We went to IHOP for Sunday brunch recently. I hadn't been there in a while. I looked forward to some bacon, sausage, eggs, and maybe a stack of chocolate chip pancakes. Mmmm. After an interminable wait in the foyer as we hungrily watched other patrons get their platters of goodies, we were finally seated. I couldn't wait to get the menu and start ordering. I guess it had been a long time since my last visit because I was instantly struck by some large numbers in the menu next to the food items. No it was not the prices, which were quite reasonable. It was the calorie counts printed next to each listing. Holy cow.
California enacted a new law that took effect at the beginning of this year that requires all restaurants with more than twenty outlets to display their menus' calorie counts. If the state wants to kill the restaurant business here (as it seems to want to do to all businesses) this is the way to do it. After perusing the IHOP menu, I had pretty much lost my appetite. There was hardly anything worth eating that didn't surpass 1000 calories. That hearty breakfast with all the protein and the chocolate chip pancakes easily topped 1500 calores. That doesn't even include the pancake syrup (100 calories for one measly little ounce) and drinks. A simple bacon cheeseburger came in at only 780 calories. But then you add in standard sides like fries (300 calories) or heaven forbid onion rings (620 calories). I could feel my waist line expanding just reading the menu. Sure I could have ordered a side of fresh fruit for only 80 calories, but who eats a bacon cheeseburger with a side of stale fruit? Even the children's menu items could quickly add up to over 500 calories, far above what my elementary school kids should have at one sitting.

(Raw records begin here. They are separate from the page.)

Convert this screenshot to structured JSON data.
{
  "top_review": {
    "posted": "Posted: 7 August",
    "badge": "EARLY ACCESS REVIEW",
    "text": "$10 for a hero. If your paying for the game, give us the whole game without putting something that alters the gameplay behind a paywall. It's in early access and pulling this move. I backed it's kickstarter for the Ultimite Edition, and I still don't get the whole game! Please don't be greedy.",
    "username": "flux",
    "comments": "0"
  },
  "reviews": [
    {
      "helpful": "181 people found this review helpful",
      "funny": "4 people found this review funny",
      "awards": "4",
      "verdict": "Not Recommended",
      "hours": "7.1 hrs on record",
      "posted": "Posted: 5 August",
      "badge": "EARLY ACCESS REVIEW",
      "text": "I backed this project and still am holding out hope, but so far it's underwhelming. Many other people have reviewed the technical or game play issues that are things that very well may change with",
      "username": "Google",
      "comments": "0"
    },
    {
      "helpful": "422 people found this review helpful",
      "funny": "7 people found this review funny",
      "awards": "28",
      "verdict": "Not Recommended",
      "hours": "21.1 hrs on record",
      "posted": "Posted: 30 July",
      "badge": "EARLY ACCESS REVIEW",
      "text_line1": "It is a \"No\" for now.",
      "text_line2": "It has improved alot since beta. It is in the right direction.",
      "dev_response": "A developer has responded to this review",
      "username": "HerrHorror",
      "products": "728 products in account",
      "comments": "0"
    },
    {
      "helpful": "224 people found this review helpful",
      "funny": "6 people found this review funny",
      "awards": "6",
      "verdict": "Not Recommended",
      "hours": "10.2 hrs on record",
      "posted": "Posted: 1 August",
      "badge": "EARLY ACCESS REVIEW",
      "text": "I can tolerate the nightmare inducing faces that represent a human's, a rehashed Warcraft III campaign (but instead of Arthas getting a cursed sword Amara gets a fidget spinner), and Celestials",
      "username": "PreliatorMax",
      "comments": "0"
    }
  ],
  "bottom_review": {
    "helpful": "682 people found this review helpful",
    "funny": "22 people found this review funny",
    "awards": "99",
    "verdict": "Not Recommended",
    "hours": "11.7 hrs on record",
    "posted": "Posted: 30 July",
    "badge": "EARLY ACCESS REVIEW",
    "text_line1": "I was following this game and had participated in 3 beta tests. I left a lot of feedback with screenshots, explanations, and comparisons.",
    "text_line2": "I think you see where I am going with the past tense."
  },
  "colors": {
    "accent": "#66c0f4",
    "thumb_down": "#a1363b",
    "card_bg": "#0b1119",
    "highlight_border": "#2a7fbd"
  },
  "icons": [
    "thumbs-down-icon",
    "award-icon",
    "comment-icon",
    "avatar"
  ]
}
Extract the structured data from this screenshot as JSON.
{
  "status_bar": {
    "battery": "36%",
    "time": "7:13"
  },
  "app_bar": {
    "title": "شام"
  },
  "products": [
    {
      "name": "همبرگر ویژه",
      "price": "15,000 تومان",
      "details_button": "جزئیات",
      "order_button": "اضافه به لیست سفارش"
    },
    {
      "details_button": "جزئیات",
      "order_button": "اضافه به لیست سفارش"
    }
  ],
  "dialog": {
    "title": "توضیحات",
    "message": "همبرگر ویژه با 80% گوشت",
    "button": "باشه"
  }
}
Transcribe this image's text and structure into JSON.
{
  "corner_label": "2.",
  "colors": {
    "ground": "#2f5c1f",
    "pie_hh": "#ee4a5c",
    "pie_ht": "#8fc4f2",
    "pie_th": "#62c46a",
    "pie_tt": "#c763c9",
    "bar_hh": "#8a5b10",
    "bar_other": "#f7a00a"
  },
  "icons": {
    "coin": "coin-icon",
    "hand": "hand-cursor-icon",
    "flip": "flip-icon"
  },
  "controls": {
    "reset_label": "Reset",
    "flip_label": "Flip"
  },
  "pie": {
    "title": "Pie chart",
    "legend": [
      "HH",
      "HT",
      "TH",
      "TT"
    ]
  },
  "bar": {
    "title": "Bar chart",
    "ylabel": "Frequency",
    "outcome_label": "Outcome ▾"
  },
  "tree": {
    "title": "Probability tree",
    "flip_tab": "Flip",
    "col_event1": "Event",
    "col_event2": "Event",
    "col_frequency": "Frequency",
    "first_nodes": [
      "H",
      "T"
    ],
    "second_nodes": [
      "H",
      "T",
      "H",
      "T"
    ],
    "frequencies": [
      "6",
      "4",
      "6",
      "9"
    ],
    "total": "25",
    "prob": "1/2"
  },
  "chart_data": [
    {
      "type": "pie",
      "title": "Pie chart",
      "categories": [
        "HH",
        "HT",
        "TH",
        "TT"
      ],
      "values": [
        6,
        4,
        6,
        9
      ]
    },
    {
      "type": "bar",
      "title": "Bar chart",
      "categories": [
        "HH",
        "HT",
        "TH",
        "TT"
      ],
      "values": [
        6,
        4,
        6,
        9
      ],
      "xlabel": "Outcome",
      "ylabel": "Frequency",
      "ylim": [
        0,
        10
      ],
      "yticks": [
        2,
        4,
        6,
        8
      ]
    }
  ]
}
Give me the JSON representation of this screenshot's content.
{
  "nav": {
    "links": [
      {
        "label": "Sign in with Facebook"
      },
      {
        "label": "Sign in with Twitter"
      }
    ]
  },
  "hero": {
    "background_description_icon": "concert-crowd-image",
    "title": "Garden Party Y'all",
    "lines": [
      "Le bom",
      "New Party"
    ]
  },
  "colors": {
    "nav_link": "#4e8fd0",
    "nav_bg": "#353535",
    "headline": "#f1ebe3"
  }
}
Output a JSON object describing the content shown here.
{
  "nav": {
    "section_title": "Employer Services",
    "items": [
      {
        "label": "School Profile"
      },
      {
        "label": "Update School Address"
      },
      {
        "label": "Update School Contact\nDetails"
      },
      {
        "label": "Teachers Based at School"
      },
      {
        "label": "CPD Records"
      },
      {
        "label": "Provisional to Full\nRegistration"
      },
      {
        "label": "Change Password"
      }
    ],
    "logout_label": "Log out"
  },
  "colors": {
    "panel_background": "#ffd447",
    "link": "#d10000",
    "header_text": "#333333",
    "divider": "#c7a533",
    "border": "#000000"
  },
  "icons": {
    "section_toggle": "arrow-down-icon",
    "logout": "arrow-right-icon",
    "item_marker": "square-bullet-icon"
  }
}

Now a study published in the Journal of the American Medical Association has discovered that the calorie counts printed on menus can drastically understate the actual calories in the food. Scientists from Tufts University examined entrees from 42 different restaurants. They found that fast food restaurants undercounted their food by an average of 142 calories. Sit down restaurants did even worse, undercounting by an average of 225 calories per item.
Even healthy sounding food can have an enormous amount of calories. A cranberry pecan chicken salad at Bob Evans restaurant was listed to contain 841 calories. When the scientists did their own measurement, it came out to over 1100 calories. The calorie count can also vary by the preparer, even for the same item in the same restaurant. A burrito bowl at Chipotle had over 700 calories on one visit and 567 calories on another. Both numbers are still way higher than the menu, which lists the calories as only 454.
As I looked around the restaurant, I didn't see too many people overly concerned with their caloric intake. Everybody was having a good time digging into their brunch. I closed my eyes and selected what my stomach had been hungering for. After all, it's not every day I have brunch at IHOP. The exercises and dieting can wait for another day, and another, and another...